Butynski, T.M. 1982. Harem-male Replacement and Infanticide in the Blue Monkey (Cercopithecus mitis stuhlmanni) in the Kibale Forest, Uganda. American Journal of Primatology, Vol. 3, 1-22.
Cords, M. 1987. Forest Guenons and Patas Monkeys: Male-Male Competition in One-male Groups. In Primate Societies, eds. B.B. Smuts, D.L. Cheney, R.M. Seyfarth, R.W. Wrangham, and T.T. Struhsaker. University of Chicago Press.
Estes, R.D. 1991. The Behavior Guide to African Mammals. University of California Press.
Fleagle, J. G. 1988. Primate Adaptation and Evolution. Academic Press.
Gautier, J.P. and Gautier-Hion, A. 1977. Communication in Old World Monkeys. In Sebeok 1977.
Richard, A.F. 1985 Sympatry, Competition, and the Niche. In Primates in Nature, ed. A.F. Richard. W. H. Freeman and Company.
Rudran, R. 1978. Socioecology of the Blue Monkeys (Cercopithecus mitis stuhlmanni) of the Kibale Forest, Uganda. Smiths. Contrib. Zool., Vol. 249, 88pp.

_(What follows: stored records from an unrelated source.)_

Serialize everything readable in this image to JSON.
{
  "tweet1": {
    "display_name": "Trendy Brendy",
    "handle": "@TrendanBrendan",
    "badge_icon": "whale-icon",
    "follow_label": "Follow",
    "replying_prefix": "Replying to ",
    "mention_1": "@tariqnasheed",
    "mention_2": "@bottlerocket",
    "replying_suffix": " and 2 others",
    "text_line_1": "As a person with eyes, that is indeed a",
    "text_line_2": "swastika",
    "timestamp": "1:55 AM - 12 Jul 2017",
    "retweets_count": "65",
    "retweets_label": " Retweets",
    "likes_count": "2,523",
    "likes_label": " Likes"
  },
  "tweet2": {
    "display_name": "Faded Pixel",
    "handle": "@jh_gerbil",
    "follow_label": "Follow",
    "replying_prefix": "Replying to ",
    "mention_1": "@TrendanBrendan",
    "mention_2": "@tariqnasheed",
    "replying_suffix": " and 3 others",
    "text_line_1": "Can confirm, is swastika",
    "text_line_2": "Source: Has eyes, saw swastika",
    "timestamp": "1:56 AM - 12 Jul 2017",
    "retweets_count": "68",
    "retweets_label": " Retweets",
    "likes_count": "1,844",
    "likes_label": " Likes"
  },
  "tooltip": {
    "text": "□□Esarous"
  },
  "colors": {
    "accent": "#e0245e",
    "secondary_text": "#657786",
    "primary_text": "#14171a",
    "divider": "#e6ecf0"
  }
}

Struhsaker, T.T. and Leland, L. 1979. Socioecology of Five Sympatric Monkey Species in the Kibale Forest, Uganda. In Advances in the Study of Behavior, Vol. 9 eds. J.S. Rosenblatt, R.A. Hinde, C. Beer, and M.C. Busnel. Academic Press.
Last Updated: June 8, 2007.
[Primate Fact Sheets]